|10-day Patriot League tourney is longest in nation|
|Written by Admin|
|Tuesday, 03 March 2009 14:13|
The Patriot League will take 10 whole days to crown its champion, starting with Wednesday's first-round games and culminating with the final on March 13. While other conferences are enjoying the helter-skelter pace of back-to-back games at neutral sites, the eight PL teams play all their games on the home court of the higher seed - with way too much breathing space in between for anxious athletes.
It brings a whole new definition to March Madness.
``I remember last year - we hated it,'' said senior Garrison Carr of top-seed and defending champion American, which hosts No. 8 seed Lafayette in the first round. ``During the time we're playing, we're watching other teams punching their tickets, playing three games in three days or whatever, and we have to wait 10 days. Just in between games it's very nerve-racking, and it just gives you more time to sit there and think of what's at stake.''
yed in their entirety while the Patriot League is sorting through its three rounds. Coaches say the long gaps give time to put together a thorough game plan for each opponent, but it also challenges their ability to get the players to focus on one game at a time.

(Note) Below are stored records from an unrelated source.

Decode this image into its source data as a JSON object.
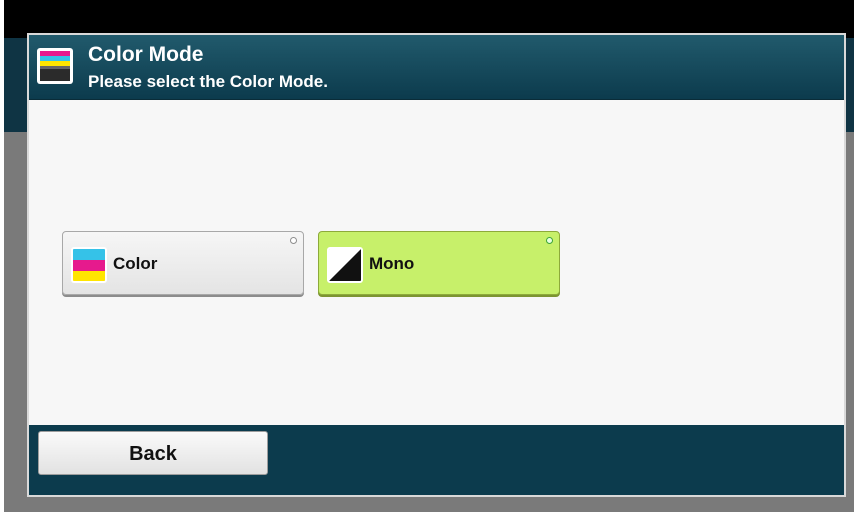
{
  "header": {
    "title": "Color Mode",
    "subtitle": "Please select the Color Mode.",
    "icon": "color-mode-icon"
  },
  "options": [
    {
      "label": "Color",
      "icon": "color-icon",
      "selected": false
    },
    {
      "label": "Mono",
      "icon": "mono-icon",
      "selected": true
    }
  ],
  "footer": {
    "back_label": "Back"
  },
  "colors": {
    "header_bg": "#0c3b4d",
    "selected_bg": "#c7f06a",
    "panel_bg": "#f7f7f7"
  }
}
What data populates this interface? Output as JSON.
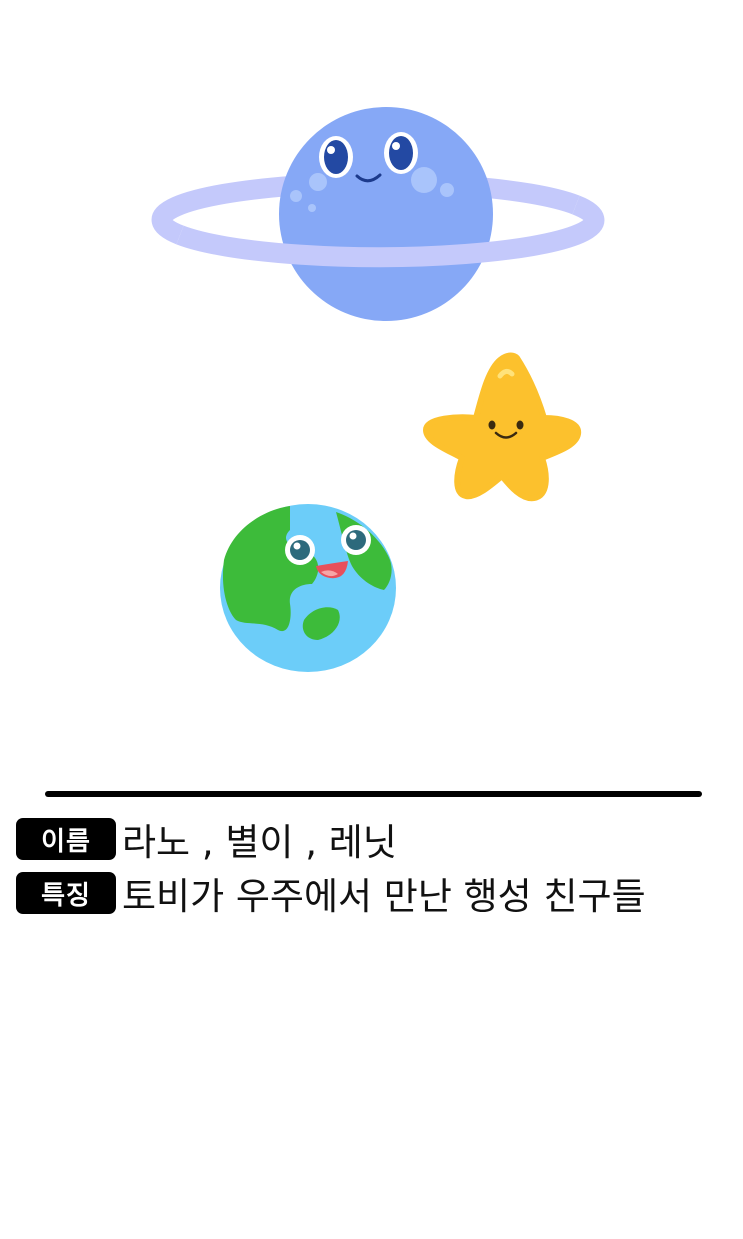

``Particularly that last week, it really drags on,'' American coach Jeff Jones said. ``You just have to maintain your focus. Right now it's easy to maintain focus. The longer you are able to play, the gaps seem to get wider and wider.''
Don't count on it changing any time soon. The schools like it the way it is.
The championship game always gets its same national television slot in ESPN's ``Championship Week.'' Having the semifinals on Sunday cuts down on missed class time. Scheduling the first round on the previous Wednesday maintains the usual in-season routine of a midweek game followed by a weekend game.
Still, the players can't help but wonder what it would be like to have everyone together for one big show - as the mega-conferences do.
``It'd be fun to play a couple of games in a couple of days,'' American senior Brian Gilmore said. ``Like you watch the ACC tournament, guys playing game after game after game.''
f the year Derrick Mercer. Jones was selected as coach of the year.
``Not to say that there aren't other good teams that are capable of beating us, but with the seniors we have and the hard work and the regular season that we've accomplished, anything less than winning a championship here would definitely be a disappointment for us.''
The Eagles (21-7) went 13-1 in the conference, and their 10-game winning streak is the third longest in the country. Furthermore, they finally know they can do it, having won the title last season after so many close calls in recent years. American then went to the NCAA tournament for the first time as a Division I school, and Jones was given a six-year contract extension that runs through the 2013-14 season.
``The expectations are the same,'' Jones said. ``I think there's a level of confidence this year, whereas last year there was a lot of the unknown.''
Oddly enough, the school in northeast Washington represents the best NCAA hope for an area having a down season. Maryland is teetering on the bubble, Georgetown has fallen apart, and George Mason will have to win an extremely competitive Colonial Athletic Association tournament to get a bid.
Now if AU's players can only win the games - and stand the wait.
``I'm trying not to put the big picture in my head right now,'' Carr said. ``It's too early.''